> **Task objective**
Please reproduce the listing verbatim, without its images.

> **Dataset records**

- Opening Delimiter -

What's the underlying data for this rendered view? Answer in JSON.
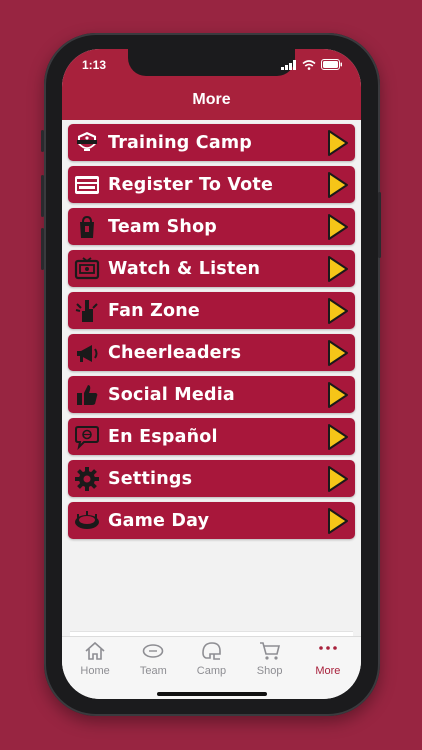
{
  "status": {
    "time": "1:13"
  },
  "header": {
    "title": "More"
  },
  "menu": [
    {
      "label": "Training Camp",
      "icon": "training-camp-logo-icon"
    },
    {
      "label": "Register To Vote",
      "icon": "arizona-votes-icon"
    },
    {
      "label": "Team Shop",
      "icon": "shopping-bag-icon"
    },
    {
      "label": "Watch & Listen",
      "icon": "radio-tv-icon"
    },
    {
      "label": "Fan Zone",
      "icon": "foam-finger-icon"
    },
    {
      "label": "Cheerleaders",
      "icon": "megaphone-icon"
    },
    {
      "label": "Social Media",
      "icon": "thumbs-up-icon"
    },
    {
      "label": "En Español",
      "icon": "speech-bubble-icon"
    },
    {
      "label": "Settings",
      "icon": "gear-icon"
    },
    {
      "label": "Game Day",
      "icon": "stadium-icon"
    }
  ],
  "tabs": [
    {
      "label": "Home",
      "icon": "home-icon",
      "active": false
    },
    {
      "label": "Team",
      "icon": "football-icon",
      "active": false
    },
    {
      "label": "Camp",
      "icon": "helmet-icon",
      "active": false
    },
    {
      "label": "Shop",
      "icon": "cart-icon",
      "active": false
    },
    {
      "label": "More",
      "icon": "more-dots-icon",
      "active": true
    }
  ],
  "colors": {
    "background": "#982541",
    "header": "#a8213c",
    "menu_item": "#a8173b",
    "arrow": "#f5c518",
    "tab_active": "#a8213c",
    "tab_inactive": "#8e8e93"
  }
}
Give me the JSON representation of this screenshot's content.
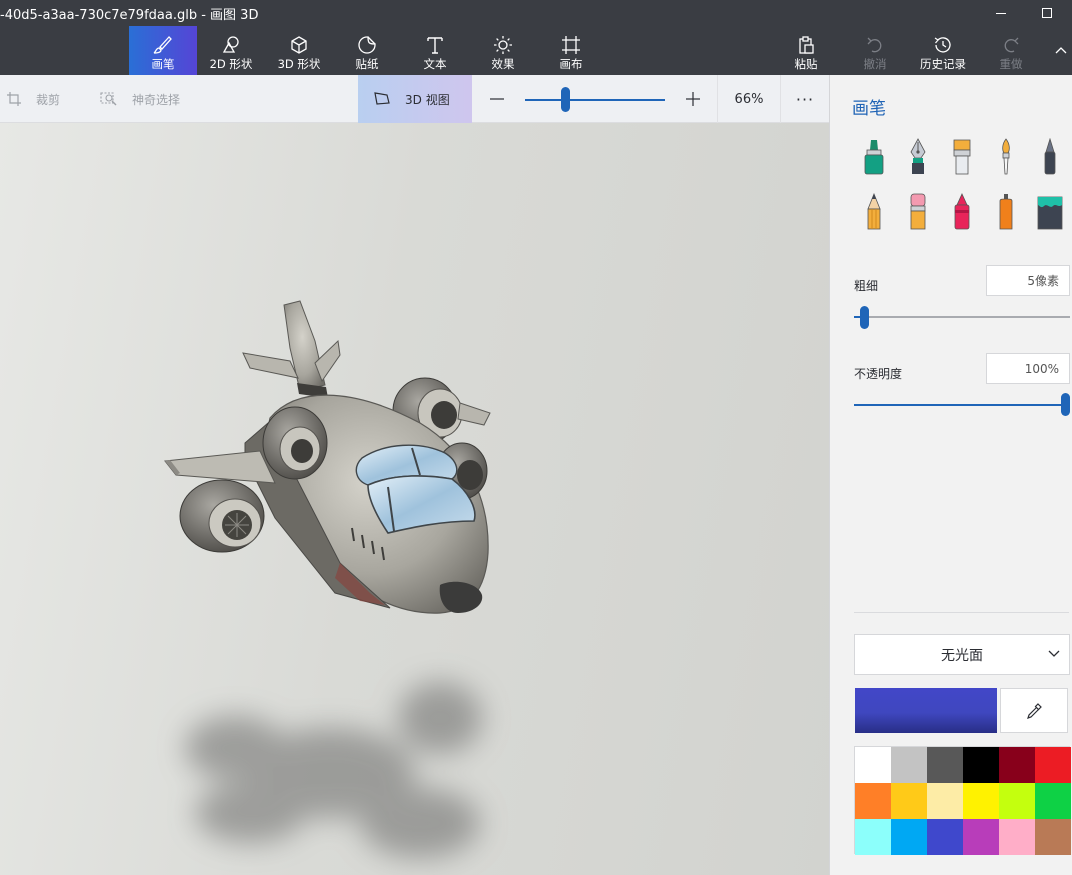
{
  "window": {
    "title": "-40d5-a3aa-730c7e79fdaa.glb - 画图 3D",
    "buttons": {
      "minimize": "minimize-icon",
      "maximize": "maximize-icon"
    }
  },
  "ribbon": {
    "tools": [
      {
        "label": "画笔",
        "icon": "brush-icon",
        "active": true
      },
      {
        "label": "2D 形状",
        "icon": "shapes-2d-icon"
      },
      {
        "label": "3D 形状",
        "icon": "cube-icon"
      },
      {
        "label": "贴纸",
        "icon": "sticker-icon"
      },
      {
        "label": "文本",
        "icon": "text-icon"
      },
      {
        "label": "效果",
        "icon": "sun-icon"
      },
      {
        "label": "画布",
        "icon": "canvas-icon"
      }
    ],
    "actions": [
      {
        "label": "粘贴",
        "icon": "paste-icon",
        "enabled": true
      },
      {
        "label": "撤消",
        "icon": "undo-icon",
        "enabled": false
      },
      {
        "label": "历史记录",
        "icon": "history-icon",
        "enabled": true
      },
      {
        "label": "重做",
        "icon": "redo-icon",
        "enabled": false
      }
    ],
    "collapse_icon": "chevron-up-icon"
  },
  "subbar": {
    "crop_label": "裁剪",
    "magic_select_label": "神奇选择",
    "view3d_label": "3D 视图",
    "zoom_value": "66%",
    "zoom_fraction": 0.29,
    "more_label": "···"
  },
  "panel": {
    "title": "画笔",
    "brushes": [
      "marker-icon",
      "calligraphy-pen-icon",
      "oil-brush-icon",
      "watercolor-icon",
      "pixel-pen-icon",
      "pencil-icon",
      "eraser-icon",
      "crayon-icon",
      "spray-can-icon",
      "fill-bucket-icon"
    ],
    "thickness": {
      "label": "粗细",
      "value": "5像素",
      "fraction": 0.05
    },
    "opacity": {
      "label": "不透明度",
      "value": "100%",
      "fraction": 1.0
    },
    "finish": {
      "value": "无光面"
    },
    "current_color": "#4247c8",
    "palette": [
      "#ffffff",
      "#c3c3c3",
      "#585858",
      "#000000",
      "#88001b",
      "#ec1c24",
      "#ff7f27",
      "#ffca18",
      "#fdeca6",
      "#fff200",
      "#c4ff0e",
      "#0ed145",
      "#8cfffb",
      "#00a8f3",
      "#3f48cc",
      "#b83dba",
      "#ffaec8",
      "#b97a56"
    ]
  },
  "colors": {
    "accent": "#1f65b8",
    "titlebar": "#3a3d43"
  }
}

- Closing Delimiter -

> **Solution for this exercise**
What's the underlying data for this rendered view? Answer in JSON.
{
  "status": {
    "time": "1:13"
  },
  "header": {
    "title": "More"
  },
  "menu": [
    {
      "label": "Training Camp",
      "icon": "training-camp-logo-icon"
    },
    {
      "label": "Register To Vote",
      "icon": "arizona-votes-icon"
    },
    {
      "label": "Team Shop",
      "icon": "shopping-bag-icon"
    },
    {
      "label": "Watch & Listen",
      "icon": "radio-tv-icon"
    },
    {
      "label": "Fan Zone",
      "icon": "foam-finger-icon"
    },
    {
      "label": "Cheerleaders",
      "icon": "megaphone-icon"
    },
    {
      "label": "Social Media",
      "icon": "thumbs-up-icon"
    },
    {
      "label": "En Español",
      "icon": "speech-bubble-icon"
    },
    {
      "label": "Settings",
      "icon": "gear-icon"
    },
    {
      "label": "Game Day",
      "icon": "stadium-icon"
    }
  ],
  "tabs": [
    {
      "label": "Home",
      "icon": "home-icon",
      "active": false
    },
    {
      "label": "Team",
      "icon": "football-icon",
      "active": false
    },
    {
      "label": "Camp",
      "icon": "helmet-icon",
      "active": false
    },
    {
      "label": "Shop",
      "icon": "cart-icon",
      "active": false
    },
    {
      "label": "More",
      "icon": "more-dots-icon",
      "active": true
    }
  ],
  "colors": {
    "background": "#982541",
    "header": "#a8213c",
    "menu_item": "#a8173b",
    "arrow": "#f5c518",
    "tab_active": "#a8213c",
    "tab_inactive": "#8e8e93"
  }
}
Give me the JSON representation of this screenshot's content.
{
  "window": {
    "title": "-40d5-a3aa-730c7e79fdaa.glb - 画图 3D",
    "buttons": {
      "minimize": "minimize-icon",
      "maximize": "maximize-icon"
    }
  },
  "ribbon": {
    "tools": [
      {
        "label": "画笔",
        "icon": "brush-icon",
        "active": true
      },
      {
        "label": "2D 形状",
        "icon": "shapes-2d-icon"
      },
      {
        "label": "3D 形状",
        "icon": "cube-icon"
      },
      {
        "label": "贴纸",
        "icon": "sticker-icon"
      },
      {
        "label": "文本",
        "icon": "text-icon"
      },
      {
        "label": "效果",
        "icon": "sun-icon"
      },
      {
        "label": "画布",
        "icon": "canvas-icon"
      }
    ],
    "actions": [
      {
        "label": "粘贴",
        "icon": "paste-icon",
        "enabled": true
      },
      {
        "label": "撤消",
        "icon": "undo-icon",
        "enabled": false
      },
      {
        "label": "历史记录",
        "icon": "history-icon",
        "enabled": true
      },
      {
        "label": "重做",
        "icon": "redo-icon",
        "enabled": false
      }
    ],
    "collapse_icon": "chevron-up-icon"
  },
  "subbar": {
    "crop_label": "裁剪",
    "magic_select_label": "神奇选择",
    "view3d_label": "3D 视图",
    "zoom_value": "66%",
    "zoom_fraction": 0.29,
    "more_label": "···"
  },
  "panel": {
    "title": "画笔",
    "brushes": [
      "marker-icon",
      "calligraphy-pen-icon",
      "oil-brush-icon",
      "watercolor-icon",
      "pixel-pen-icon",
      "pencil-icon",
      "eraser-icon",
      "crayon-icon",
      "spray-can-icon",
      "fill-bucket-icon"
    ],
    "thickness": {
      "label": "粗细",
      "value": "5像素",
      "fraction": 0.05
    },
    "opacity": {
      "label": "不透明度",
      "value": "100%",
      "fraction": 1.0
    },
    "finish": {
      "value": "无光面"
    },
    "current_color": "#4247c8",
    "palette": [
      "#ffffff",
      "#c3c3c3",
      "#585858",
      "#000000",
      "#88001b",
      "#ec1c24",
      "#ff7f27",
      "#ffca18",
      "#fdeca6",
      "#fff200",
      "#c4ff0e",
      "#0ed145",
      "#8cfffb",
      "#00a8f3",
      "#3f48cc",
      "#b83dba",
      "#ffaec8",
      "#b97a56"
    ]
  },
  "colors": {
    "accent": "#1f65b8",
    "titlebar": "#3a3d43"
  }
}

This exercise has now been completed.